▶ [Prompt]:
Look through the entries. Copy each line that has the word "Maximal".

[The data Boundary: Start]

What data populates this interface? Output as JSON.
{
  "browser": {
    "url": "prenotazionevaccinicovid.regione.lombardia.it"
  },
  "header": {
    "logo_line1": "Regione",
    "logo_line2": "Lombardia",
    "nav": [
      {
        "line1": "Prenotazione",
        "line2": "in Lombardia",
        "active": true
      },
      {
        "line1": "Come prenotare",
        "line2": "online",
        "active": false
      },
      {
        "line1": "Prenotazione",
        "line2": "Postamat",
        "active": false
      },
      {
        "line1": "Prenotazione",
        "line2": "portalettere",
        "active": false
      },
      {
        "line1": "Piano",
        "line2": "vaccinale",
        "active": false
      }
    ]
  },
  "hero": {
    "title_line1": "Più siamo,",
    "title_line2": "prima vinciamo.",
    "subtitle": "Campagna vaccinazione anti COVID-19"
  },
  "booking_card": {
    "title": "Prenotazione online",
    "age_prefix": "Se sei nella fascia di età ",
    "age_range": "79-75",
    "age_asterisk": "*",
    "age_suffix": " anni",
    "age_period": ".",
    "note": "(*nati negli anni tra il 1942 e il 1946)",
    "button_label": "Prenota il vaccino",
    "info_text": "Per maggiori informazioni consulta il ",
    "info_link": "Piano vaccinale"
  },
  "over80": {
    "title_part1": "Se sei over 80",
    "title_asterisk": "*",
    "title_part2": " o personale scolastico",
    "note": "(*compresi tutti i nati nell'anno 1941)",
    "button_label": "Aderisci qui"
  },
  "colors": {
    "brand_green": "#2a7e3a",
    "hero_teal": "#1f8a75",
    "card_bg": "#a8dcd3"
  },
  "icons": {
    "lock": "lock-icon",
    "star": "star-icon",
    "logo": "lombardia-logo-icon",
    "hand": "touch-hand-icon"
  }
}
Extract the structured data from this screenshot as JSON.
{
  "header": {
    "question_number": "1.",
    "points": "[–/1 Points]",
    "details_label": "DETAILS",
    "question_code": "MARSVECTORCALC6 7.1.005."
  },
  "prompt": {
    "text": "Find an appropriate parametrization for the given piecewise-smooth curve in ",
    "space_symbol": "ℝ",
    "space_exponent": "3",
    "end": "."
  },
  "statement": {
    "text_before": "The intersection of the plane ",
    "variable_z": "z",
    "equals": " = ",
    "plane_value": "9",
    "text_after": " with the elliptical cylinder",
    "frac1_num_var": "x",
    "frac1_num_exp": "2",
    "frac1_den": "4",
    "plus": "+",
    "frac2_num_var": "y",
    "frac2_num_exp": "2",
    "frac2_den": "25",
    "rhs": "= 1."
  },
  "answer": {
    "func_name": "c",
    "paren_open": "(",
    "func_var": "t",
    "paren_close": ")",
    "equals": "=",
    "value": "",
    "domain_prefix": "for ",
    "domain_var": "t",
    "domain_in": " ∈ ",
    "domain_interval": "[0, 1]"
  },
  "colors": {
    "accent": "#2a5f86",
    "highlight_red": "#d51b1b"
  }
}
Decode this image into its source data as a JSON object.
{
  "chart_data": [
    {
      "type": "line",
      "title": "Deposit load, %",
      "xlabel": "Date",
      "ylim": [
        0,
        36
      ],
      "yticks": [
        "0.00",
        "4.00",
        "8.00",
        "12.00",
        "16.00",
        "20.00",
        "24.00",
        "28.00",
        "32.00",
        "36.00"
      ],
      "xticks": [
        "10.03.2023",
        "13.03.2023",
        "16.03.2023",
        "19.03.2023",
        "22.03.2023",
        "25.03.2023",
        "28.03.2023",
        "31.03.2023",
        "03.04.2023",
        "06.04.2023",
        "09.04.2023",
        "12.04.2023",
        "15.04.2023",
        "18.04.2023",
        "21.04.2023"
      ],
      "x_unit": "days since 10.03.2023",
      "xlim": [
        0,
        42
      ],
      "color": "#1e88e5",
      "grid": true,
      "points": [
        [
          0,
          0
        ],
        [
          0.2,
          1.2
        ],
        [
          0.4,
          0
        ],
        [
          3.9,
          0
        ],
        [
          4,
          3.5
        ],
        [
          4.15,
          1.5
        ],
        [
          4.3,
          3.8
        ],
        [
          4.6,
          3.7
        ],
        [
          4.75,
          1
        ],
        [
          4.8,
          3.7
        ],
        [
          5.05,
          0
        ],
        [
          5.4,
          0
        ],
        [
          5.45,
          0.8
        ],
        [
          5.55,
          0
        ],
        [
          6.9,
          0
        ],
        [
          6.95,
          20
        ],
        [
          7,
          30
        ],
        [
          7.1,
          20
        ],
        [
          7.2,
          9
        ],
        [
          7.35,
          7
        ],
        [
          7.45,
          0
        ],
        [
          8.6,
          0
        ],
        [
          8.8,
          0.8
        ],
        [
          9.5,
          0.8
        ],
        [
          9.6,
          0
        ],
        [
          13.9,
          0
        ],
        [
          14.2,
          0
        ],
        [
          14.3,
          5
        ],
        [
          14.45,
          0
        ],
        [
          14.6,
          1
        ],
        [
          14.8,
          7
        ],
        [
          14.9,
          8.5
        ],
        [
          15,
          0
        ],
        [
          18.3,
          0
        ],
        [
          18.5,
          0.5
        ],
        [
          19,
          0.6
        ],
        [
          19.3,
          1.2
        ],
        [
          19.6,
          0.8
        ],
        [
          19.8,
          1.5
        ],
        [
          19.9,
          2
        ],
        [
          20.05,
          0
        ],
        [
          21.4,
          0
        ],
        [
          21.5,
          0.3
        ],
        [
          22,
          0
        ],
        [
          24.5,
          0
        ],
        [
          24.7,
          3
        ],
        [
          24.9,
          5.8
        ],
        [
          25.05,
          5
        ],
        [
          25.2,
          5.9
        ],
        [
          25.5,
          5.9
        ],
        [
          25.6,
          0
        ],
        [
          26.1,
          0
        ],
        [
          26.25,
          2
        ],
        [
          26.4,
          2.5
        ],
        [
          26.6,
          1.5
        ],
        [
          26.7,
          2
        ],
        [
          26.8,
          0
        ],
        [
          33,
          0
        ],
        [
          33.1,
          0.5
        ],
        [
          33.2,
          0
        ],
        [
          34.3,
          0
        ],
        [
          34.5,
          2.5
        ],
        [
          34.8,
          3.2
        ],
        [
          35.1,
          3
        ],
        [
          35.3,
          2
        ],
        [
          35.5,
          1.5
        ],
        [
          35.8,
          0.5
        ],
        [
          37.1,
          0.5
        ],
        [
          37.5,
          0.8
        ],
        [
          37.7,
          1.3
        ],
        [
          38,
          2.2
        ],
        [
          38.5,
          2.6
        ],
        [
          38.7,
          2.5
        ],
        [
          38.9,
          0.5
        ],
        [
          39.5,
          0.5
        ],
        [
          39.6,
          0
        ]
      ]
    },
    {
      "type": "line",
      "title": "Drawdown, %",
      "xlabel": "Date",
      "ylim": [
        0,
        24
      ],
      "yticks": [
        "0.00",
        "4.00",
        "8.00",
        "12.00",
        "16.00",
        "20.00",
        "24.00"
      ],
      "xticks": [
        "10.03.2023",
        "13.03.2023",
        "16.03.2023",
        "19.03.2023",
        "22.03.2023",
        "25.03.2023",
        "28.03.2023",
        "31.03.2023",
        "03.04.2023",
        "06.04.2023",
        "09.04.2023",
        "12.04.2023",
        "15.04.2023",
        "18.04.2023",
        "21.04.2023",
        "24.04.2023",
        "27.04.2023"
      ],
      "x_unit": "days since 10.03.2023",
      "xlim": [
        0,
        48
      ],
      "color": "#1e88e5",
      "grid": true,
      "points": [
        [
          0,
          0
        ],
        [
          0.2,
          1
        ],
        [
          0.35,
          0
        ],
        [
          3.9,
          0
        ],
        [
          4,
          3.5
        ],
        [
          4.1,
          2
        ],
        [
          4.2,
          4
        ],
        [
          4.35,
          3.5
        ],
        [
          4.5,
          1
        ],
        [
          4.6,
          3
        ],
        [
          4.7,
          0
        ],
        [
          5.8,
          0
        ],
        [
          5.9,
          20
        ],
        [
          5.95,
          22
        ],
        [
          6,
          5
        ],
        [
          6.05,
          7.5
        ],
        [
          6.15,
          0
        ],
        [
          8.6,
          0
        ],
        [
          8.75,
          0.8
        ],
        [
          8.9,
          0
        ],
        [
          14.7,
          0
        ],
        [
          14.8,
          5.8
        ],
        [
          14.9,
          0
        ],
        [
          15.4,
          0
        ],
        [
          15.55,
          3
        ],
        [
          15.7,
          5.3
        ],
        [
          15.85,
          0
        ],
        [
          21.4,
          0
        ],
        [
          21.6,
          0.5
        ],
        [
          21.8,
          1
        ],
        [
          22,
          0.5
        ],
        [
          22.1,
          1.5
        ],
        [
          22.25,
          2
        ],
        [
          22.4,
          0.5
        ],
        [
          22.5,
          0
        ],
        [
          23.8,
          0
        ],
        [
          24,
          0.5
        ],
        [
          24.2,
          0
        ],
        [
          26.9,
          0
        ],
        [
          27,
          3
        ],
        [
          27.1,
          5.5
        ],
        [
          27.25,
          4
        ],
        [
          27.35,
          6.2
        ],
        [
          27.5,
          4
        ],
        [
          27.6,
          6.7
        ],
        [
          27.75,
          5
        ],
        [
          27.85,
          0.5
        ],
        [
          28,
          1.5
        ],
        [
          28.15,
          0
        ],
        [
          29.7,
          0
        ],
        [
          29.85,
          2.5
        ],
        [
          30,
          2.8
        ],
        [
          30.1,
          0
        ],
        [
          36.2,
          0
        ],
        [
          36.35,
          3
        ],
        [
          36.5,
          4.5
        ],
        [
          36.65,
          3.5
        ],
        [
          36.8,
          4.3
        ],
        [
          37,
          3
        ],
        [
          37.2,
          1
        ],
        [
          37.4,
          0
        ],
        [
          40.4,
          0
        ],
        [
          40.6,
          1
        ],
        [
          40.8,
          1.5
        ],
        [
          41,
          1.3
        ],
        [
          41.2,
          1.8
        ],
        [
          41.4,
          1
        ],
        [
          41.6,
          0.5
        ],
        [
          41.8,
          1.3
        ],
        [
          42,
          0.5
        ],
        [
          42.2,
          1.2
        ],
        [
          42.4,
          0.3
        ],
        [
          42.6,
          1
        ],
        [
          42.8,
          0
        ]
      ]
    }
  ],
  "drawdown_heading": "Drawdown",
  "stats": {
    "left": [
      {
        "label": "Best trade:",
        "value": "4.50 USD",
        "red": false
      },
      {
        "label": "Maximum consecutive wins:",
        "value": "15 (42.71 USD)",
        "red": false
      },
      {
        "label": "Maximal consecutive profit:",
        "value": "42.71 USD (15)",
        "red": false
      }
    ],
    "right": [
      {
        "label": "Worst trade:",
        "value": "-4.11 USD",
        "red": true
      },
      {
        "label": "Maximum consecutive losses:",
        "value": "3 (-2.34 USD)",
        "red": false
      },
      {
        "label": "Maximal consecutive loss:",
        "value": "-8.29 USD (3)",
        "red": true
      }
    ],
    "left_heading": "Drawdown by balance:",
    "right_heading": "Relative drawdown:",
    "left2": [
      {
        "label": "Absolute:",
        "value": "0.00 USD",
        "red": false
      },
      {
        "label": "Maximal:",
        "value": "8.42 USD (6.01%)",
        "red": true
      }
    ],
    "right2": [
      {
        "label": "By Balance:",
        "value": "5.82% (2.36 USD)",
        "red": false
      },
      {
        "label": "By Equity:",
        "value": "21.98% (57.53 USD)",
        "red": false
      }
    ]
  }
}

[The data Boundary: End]

▶ [Answer section]:
        "label": "Maximal consecutive profit:",
        "label": "Maximal consecutive loss:",
        "label": "Maximal:",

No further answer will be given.